“Establishment” nuclear policymakers and experts too often take for granted that others will prioritize, or even take an interest in, nuclear issues as we do. We forget that when we policy elites look at a security environment with rising nuclear powers, the threat of miscalculation, and the sustained importance of deterrence, others see a much different picture. To many, today’s nuclear dangers—when juxtaposed against a world of unprecedented levels of political upheaval, displacement, and human suffering—are either an unlikely risk that had long since gone with the fall of the Berlin Wall or a threat for which the United States and its allies bear the blame.

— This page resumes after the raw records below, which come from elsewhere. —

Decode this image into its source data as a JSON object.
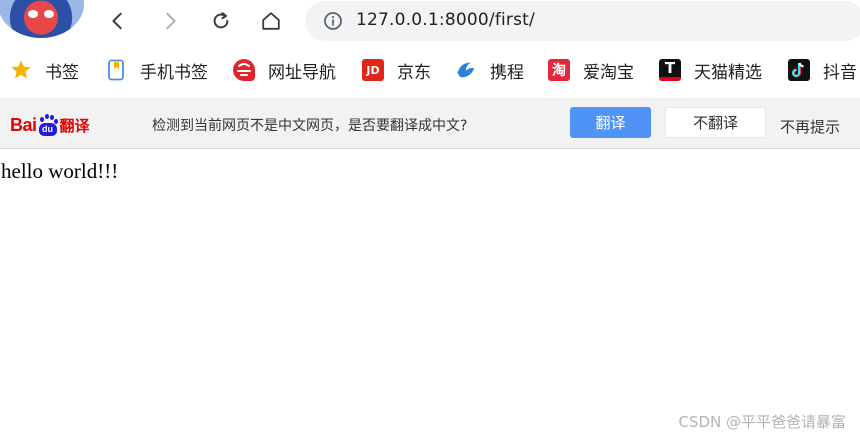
{
  "browser": {
    "back_icon": "chevron-left-icon",
    "forward_icon": "chevron-right-icon",
    "reload_icon": "reload-icon",
    "home_icon": "home-icon",
    "site_info_icon": "info-circle-icon",
    "url": "127.0.0.1:8000/first/"
  },
  "bookmarks": [
    {
      "label": "书签",
      "icon": "star-icon",
      "color": "#f5b400"
    },
    {
      "label": "手机书签",
      "icon": "phone-bookmark-icon",
      "color": "#4a90e2"
    },
    {
      "label": "网址导航",
      "icon": "site-nav-icon",
      "color": "#e0242b"
    },
    {
      "label": "京东",
      "icon": "jd-icon",
      "icon_text": "JD",
      "color": "#e1251b"
    },
    {
      "label": "携程",
      "icon": "ctrip-icon",
      "color": "#2b7fe0"
    },
    {
      "label": "爱淘宝",
      "icon": "taobao-icon",
      "icon_text": "淘",
      "color": "#e3273c"
    },
    {
      "label": "天猫精选",
      "icon": "tmall-icon",
      "icon_text": "T",
      "color": "#e1001e"
    },
    {
      "label": "抖音",
      "icon": "douyin-icon",
      "color": "#111111"
    }
  ],
  "translate_bar": {
    "logo_text_bai": "Bai",
    "logo_text_du": "du",
    "logo_text_fanyi": "翻译",
    "message": "检测到当前网页不是中文网页，是否要翻译成中文?",
    "translate_label": "翻译",
    "dont_translate_label": "不翻译",
    "never_label": "不再提示",
    "accent": "#4e93f5"
  },
  "page": {
    "body_text": "hello world!!!",
    "watermark": "CSDN @平平爸爸请暴富"
  }
}
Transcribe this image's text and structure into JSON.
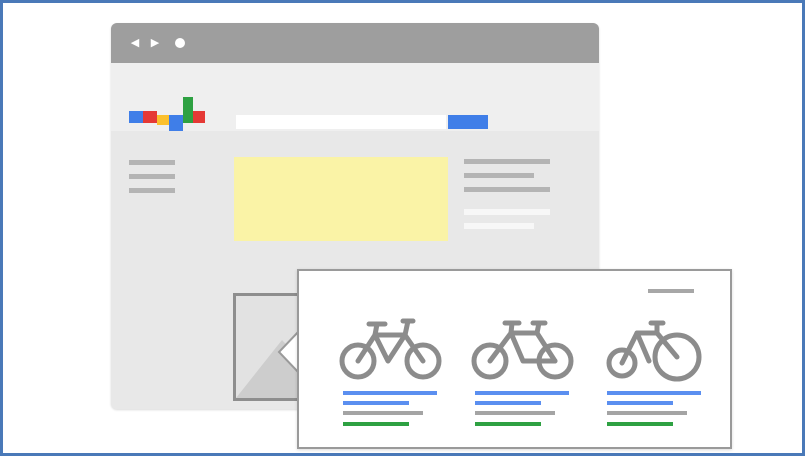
{
  "illustration": {
    "browser": {
      "nav_icons": [
        "back-arrow-icon",
        "forward-arrow-icon",
        "reload-dot-icon"
      ],
      "nav_glyphs": {
        "back": "◀",
        "forward": "▶"
      },
      "logo_colors": [
        "#3f7ee8",
        "#e53935",
        "#fbc02d",
        "#3f7ee8",
        "#2ea142",
        "#e53935"
      ],
      "search_button_color": "#3f7ee8",
      "ad_highlight_color": "#faf3a6"
    },
    "popup": {
      "products": [
        {
          "icon": "bicycle-icon",
          "style": "standard"
        },
        {
          "icon": "bicycle-icon",
          "style": "step-through"
        },
        {
          "icon": "bicycle-icon",
          "style": "road"
        }
      ],
      "line_colors": {
        "title": "#5b8ff0",
        "description": "#a4a4a4",
        "price": "#2ea142"
      }
    }
  }
}
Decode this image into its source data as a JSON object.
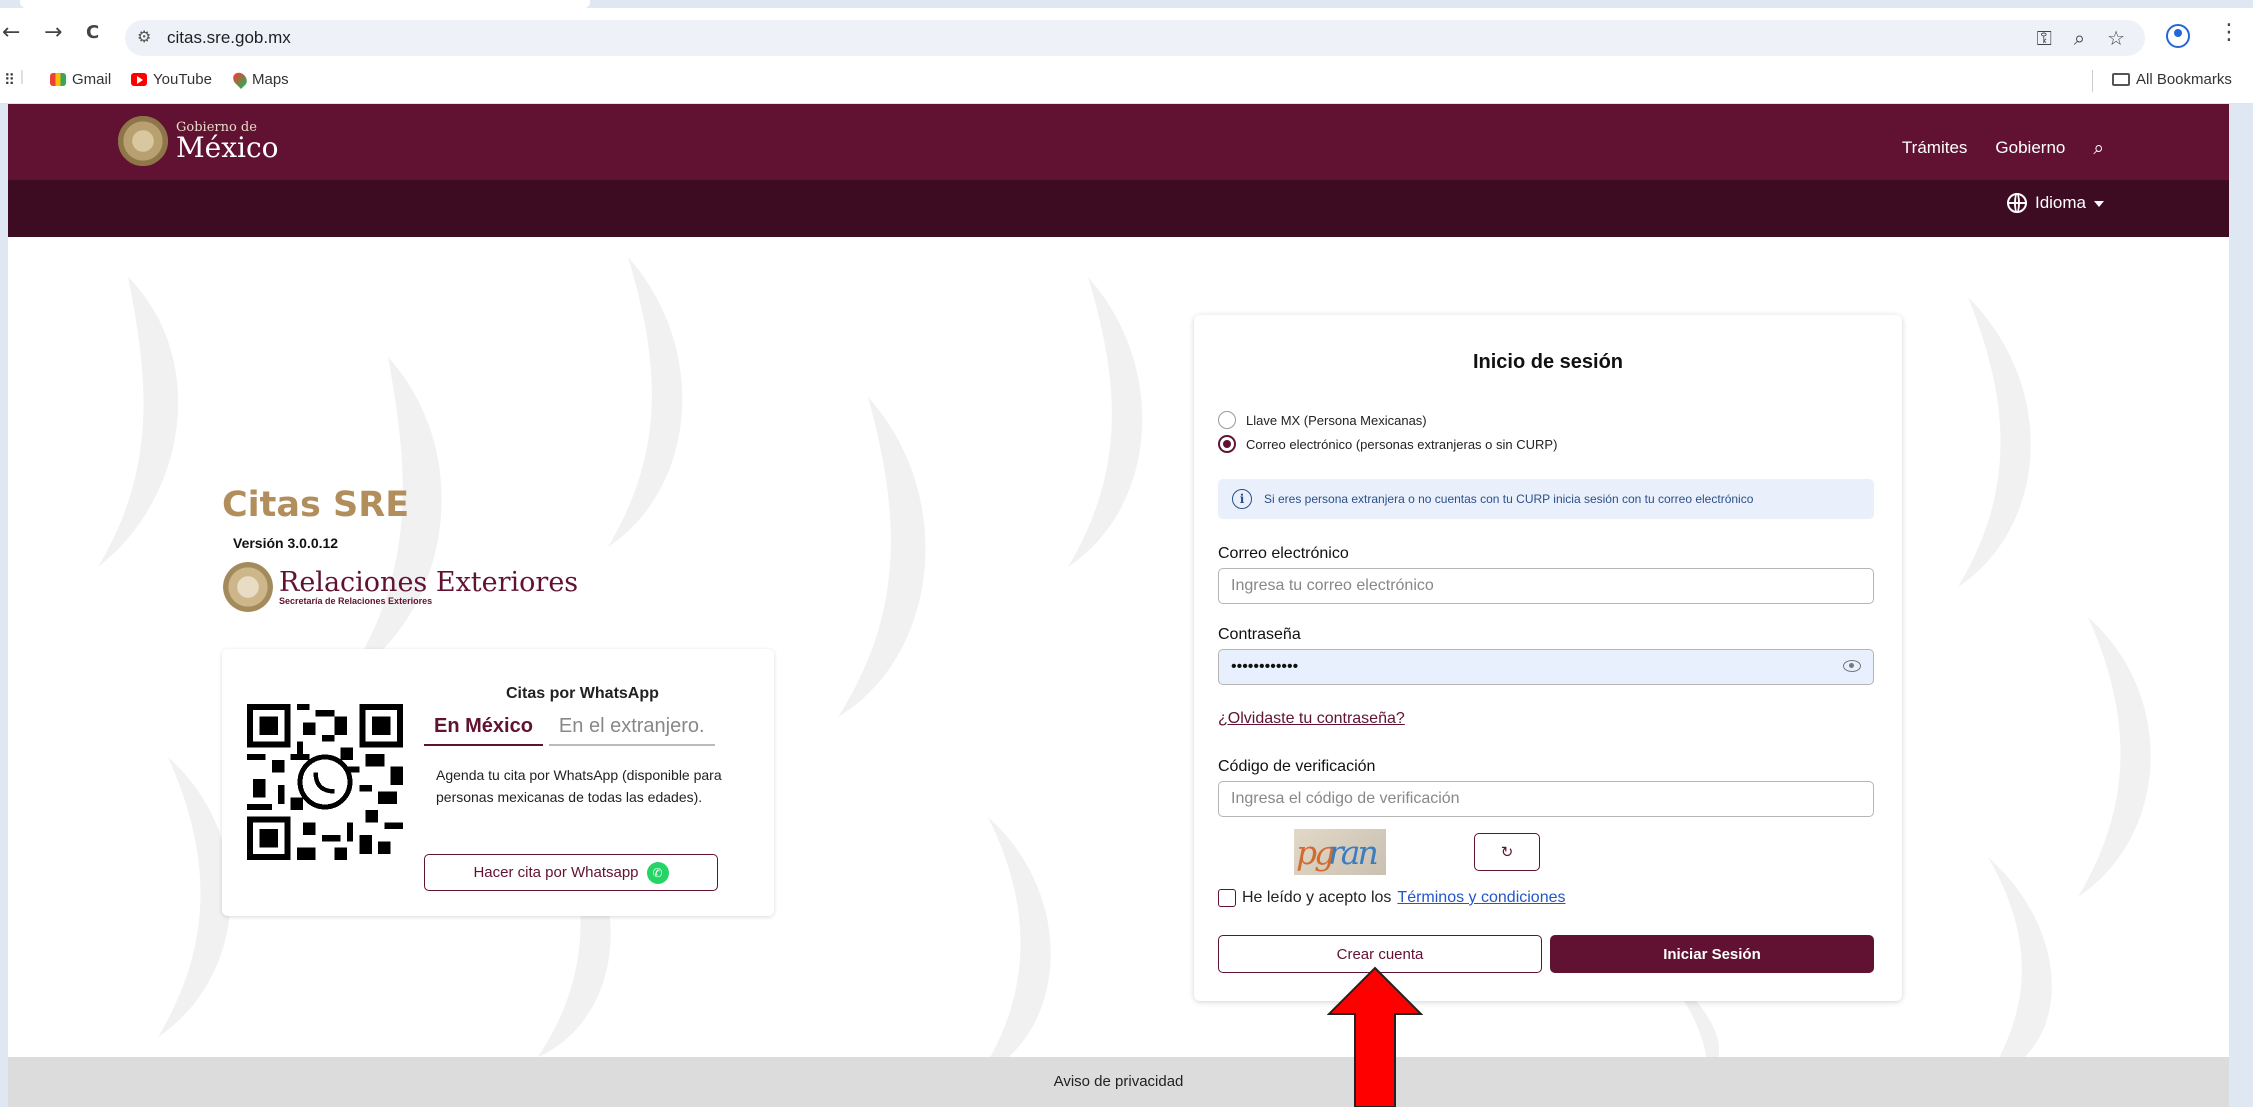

And, as a result, we wonder why nuclear issues take a backseat, when we have yet to make a convincing case that they should still take a prominent position alongside other pressing questions.
Can we talk about the importance of nuclear deterrence without appearing nostalgic about “the Cold War days when everyone understood” or suggesting that the future lies in a return to the past? Can we look outside the nuclear bubble, but still draw connections to how those problems affect nuclear deterrence? Can we not only speak differently, but also listen more carefully to those outside the nuclear community? I believe that we must, if we are to convince anyone that this deterrence-assurance conversation is one worth having.
This piece has been adapted from a talk given on July 27, 2016, at the U.S. STRATCOM Deterrence Symposium. The views expressed above are the author’s own and do not necessarily reflect those of the Center for Strategic and International Studies, the Project on Nuclear Issues, the U.S. government, or any of its agencies.
Rebecca Hersman is director of the Project on Nuclear Issues and senior adviser with the International Security Program at the Center for Strategic and International Studies (CSIS) in Washington, D.C.
This report is produced by the Center for Strategic and International Studies (CSIS), a private, tax-exempt institution focusing on international public policy issues. Its research is nonpartisan and nonproprietary. CSIS does not take specific policy positions. Accordingly, all views, positions, and conclusions expressed in this publication should be understood to be solely those of the author(s).
© 2017 by the Center for Strategic and International Studies. All rights reserved.Photo credit: JANEK SKARZYNSKI/AFP/Getty Images